▶ **Instructions for the task**: Return all lines of the data in which the string "backend" occurs.
/---
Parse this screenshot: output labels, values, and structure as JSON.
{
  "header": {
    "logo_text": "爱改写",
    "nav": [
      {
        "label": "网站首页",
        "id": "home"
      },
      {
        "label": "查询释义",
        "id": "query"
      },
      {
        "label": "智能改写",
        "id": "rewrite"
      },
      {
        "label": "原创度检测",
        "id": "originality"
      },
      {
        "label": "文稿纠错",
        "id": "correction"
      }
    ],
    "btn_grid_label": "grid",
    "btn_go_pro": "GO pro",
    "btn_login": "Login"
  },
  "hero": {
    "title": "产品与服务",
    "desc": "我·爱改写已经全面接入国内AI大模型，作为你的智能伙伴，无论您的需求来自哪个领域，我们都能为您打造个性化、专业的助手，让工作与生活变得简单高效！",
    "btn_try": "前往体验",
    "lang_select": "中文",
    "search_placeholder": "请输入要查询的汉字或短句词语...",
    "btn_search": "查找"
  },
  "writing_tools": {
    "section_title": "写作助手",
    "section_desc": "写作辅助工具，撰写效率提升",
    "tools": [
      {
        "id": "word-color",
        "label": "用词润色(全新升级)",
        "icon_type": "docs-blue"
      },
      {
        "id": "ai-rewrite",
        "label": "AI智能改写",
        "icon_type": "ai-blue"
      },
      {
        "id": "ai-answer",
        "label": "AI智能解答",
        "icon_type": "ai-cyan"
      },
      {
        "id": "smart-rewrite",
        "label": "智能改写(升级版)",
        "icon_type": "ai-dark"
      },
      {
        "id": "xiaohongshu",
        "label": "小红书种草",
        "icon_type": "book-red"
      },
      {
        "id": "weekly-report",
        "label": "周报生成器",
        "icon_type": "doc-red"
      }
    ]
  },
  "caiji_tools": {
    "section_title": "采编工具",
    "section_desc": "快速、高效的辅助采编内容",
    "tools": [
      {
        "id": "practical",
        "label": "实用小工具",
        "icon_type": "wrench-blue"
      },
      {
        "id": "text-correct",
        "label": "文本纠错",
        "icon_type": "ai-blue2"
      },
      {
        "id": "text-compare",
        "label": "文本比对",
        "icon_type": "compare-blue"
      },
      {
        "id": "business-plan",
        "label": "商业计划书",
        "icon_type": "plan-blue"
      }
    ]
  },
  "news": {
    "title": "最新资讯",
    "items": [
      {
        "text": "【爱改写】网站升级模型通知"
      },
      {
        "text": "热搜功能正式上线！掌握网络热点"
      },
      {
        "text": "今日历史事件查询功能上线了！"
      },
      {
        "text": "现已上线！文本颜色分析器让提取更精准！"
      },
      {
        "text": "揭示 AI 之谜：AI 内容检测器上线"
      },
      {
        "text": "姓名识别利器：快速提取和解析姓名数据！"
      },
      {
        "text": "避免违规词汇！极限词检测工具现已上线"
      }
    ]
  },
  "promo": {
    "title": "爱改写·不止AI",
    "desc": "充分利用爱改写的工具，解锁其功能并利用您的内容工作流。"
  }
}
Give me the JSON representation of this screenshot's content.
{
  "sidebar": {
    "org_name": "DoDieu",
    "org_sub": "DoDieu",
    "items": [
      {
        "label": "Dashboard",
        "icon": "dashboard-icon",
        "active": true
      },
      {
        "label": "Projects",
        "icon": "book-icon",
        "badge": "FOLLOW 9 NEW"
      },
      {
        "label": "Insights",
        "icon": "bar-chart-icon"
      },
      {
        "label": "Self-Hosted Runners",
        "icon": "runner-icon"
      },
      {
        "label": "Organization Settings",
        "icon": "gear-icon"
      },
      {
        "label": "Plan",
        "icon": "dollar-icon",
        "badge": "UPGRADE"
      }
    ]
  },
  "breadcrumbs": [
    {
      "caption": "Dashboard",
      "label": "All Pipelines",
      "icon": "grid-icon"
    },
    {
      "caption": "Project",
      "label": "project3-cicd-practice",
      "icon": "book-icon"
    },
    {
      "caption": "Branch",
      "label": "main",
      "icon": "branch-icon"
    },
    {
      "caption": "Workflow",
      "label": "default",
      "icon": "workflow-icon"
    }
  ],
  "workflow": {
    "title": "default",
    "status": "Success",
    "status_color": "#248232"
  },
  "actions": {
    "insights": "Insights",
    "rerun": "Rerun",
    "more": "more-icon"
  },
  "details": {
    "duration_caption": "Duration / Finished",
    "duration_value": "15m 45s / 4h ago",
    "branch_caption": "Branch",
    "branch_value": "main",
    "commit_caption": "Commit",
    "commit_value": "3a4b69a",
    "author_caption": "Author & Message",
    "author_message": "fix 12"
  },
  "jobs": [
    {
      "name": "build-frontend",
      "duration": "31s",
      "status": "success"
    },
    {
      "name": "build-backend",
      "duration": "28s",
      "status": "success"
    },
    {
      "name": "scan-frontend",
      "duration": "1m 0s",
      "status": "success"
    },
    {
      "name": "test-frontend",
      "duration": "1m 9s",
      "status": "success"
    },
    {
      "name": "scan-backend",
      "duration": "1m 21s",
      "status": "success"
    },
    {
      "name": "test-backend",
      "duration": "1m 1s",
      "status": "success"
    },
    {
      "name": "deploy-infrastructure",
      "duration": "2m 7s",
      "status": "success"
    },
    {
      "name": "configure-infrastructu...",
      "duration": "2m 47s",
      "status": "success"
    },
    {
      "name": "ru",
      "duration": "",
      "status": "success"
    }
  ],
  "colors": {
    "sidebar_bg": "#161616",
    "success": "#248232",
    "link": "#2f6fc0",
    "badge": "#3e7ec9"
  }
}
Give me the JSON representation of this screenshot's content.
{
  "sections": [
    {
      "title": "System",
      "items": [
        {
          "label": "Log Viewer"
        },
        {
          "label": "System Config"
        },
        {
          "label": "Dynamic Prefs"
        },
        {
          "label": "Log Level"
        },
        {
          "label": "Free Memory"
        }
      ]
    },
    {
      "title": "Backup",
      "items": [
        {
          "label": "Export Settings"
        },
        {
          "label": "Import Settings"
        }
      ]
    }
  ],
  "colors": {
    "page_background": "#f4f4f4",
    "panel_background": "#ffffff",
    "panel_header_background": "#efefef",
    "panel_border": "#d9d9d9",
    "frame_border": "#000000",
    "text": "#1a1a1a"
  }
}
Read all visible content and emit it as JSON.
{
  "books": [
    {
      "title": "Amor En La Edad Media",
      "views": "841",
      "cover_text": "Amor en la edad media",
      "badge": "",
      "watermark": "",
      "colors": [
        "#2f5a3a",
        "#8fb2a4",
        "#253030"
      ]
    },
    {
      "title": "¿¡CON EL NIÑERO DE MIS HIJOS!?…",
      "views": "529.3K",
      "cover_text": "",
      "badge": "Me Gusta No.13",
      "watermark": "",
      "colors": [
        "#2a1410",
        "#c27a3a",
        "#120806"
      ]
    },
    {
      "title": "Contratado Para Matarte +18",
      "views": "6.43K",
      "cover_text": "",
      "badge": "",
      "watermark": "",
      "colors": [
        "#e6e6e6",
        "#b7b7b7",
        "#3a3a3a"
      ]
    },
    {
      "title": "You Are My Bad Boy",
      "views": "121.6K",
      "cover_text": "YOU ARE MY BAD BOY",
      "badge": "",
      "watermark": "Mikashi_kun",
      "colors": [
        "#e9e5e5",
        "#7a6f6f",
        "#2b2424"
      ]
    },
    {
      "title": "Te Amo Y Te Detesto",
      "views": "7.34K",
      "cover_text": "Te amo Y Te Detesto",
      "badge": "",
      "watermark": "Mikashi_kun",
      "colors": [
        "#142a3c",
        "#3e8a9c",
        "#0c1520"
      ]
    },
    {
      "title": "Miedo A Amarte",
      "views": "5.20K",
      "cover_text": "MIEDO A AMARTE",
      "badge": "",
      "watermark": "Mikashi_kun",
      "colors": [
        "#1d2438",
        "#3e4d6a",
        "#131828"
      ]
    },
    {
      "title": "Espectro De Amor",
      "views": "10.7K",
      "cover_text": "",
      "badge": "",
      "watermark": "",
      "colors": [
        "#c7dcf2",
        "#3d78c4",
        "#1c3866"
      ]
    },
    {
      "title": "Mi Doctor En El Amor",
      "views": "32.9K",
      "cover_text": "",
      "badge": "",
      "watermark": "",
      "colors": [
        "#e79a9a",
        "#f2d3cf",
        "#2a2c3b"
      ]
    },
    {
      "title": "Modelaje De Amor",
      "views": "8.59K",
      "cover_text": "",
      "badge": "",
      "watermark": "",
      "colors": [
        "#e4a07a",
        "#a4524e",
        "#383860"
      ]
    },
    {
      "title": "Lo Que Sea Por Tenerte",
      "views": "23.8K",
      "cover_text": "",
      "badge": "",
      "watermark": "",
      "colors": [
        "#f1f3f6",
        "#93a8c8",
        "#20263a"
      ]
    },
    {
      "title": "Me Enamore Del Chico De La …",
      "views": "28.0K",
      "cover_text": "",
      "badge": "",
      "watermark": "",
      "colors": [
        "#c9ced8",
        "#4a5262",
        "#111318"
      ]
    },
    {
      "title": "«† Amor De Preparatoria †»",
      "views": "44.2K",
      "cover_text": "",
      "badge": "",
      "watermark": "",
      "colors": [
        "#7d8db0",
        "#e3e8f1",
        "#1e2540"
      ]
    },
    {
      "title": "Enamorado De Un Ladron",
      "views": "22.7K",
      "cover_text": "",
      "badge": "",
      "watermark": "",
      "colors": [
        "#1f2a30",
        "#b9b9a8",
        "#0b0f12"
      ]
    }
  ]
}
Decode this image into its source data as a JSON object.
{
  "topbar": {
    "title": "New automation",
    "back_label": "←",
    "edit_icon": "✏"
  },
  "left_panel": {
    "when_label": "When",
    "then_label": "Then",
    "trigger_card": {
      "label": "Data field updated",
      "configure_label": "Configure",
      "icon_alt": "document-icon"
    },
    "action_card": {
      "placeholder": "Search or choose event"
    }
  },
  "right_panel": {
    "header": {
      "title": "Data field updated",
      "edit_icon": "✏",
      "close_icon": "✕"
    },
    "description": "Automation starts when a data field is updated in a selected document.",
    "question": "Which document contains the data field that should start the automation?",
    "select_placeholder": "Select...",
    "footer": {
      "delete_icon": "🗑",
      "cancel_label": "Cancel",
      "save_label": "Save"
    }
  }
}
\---
▶ **Task response**:
      "name": "build-backend",
      "name": "scan-backend",
      "name": "test-backend",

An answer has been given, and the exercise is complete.